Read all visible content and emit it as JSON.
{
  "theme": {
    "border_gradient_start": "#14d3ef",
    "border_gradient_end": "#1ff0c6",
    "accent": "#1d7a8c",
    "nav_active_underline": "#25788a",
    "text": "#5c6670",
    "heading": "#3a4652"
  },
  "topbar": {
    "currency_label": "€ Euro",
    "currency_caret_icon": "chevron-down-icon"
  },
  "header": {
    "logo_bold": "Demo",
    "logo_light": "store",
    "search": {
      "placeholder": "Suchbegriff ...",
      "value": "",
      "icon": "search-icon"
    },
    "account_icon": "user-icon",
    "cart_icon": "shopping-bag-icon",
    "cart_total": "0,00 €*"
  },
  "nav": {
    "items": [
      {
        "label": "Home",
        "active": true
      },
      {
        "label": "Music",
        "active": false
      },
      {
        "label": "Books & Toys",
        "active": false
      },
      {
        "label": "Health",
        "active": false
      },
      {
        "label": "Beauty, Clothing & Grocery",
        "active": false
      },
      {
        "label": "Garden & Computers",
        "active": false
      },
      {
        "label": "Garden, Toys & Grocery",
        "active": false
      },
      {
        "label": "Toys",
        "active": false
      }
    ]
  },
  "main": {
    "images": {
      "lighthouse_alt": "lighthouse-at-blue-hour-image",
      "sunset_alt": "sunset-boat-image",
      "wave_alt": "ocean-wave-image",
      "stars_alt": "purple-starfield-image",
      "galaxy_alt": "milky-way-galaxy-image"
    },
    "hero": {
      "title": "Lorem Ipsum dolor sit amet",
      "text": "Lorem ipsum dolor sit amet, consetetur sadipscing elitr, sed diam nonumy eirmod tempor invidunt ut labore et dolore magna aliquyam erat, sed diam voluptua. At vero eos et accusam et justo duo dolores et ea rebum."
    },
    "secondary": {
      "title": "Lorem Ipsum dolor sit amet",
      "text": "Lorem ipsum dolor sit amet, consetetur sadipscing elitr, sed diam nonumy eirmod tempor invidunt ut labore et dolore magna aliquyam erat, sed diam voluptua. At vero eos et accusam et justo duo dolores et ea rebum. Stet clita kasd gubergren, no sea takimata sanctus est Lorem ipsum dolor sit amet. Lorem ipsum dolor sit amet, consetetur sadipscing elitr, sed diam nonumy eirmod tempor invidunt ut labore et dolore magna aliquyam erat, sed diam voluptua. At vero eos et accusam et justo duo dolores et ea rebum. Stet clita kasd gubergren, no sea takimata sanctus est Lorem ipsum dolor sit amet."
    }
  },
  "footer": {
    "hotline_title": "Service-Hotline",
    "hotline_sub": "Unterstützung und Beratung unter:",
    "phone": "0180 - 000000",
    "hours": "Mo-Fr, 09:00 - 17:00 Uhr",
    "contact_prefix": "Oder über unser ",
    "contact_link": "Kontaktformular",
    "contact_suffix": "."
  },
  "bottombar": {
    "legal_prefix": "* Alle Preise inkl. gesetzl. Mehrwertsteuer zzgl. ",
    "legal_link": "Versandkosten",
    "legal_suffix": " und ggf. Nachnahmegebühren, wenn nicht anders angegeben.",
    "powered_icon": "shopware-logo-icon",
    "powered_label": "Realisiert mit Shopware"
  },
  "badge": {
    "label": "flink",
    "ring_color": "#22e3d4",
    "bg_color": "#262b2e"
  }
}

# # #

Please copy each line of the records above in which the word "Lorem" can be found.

      "title": "Lorem Ipsum dolor sit amet",
      "text": "Lorem ipsum dolor sit amet, consetetur sadipscing elitr, sed diam nonumy eirmod tempor invidunt ut labore et dolore magna aliquyam erat, sed diam voluptua. At vero eos et accusam et justo duo dolores et ea rebum."
      "title": "Lorem Ipsum dolor sit amet",
      "text": "Lorem ipsum dolor sit amet, consetetur sadipscing elitr, sed diam nonumy eirmod tempor invidunt ut labore et dolore magna aliquyam erat, sed diam voluptua. At vero eos et accusam et justo duo dolores et ea rebum. Stet clita kasd gubergren, no sea takimata sanctus est Lorem ipsum dolor sit amet. Lorem ipsum dolor sit amet, consetetur sadipscing elitr, sed diam nonumy eirmod tempor invidunt ut labore et dolore magna aliquyam erat, sed diam voluptua. At vero eos et accusam et justo duo dolores et ea rebum. Stet clita kasd gubergren, no sea takimata sanctus est Lorem ipsum dolor sit amet."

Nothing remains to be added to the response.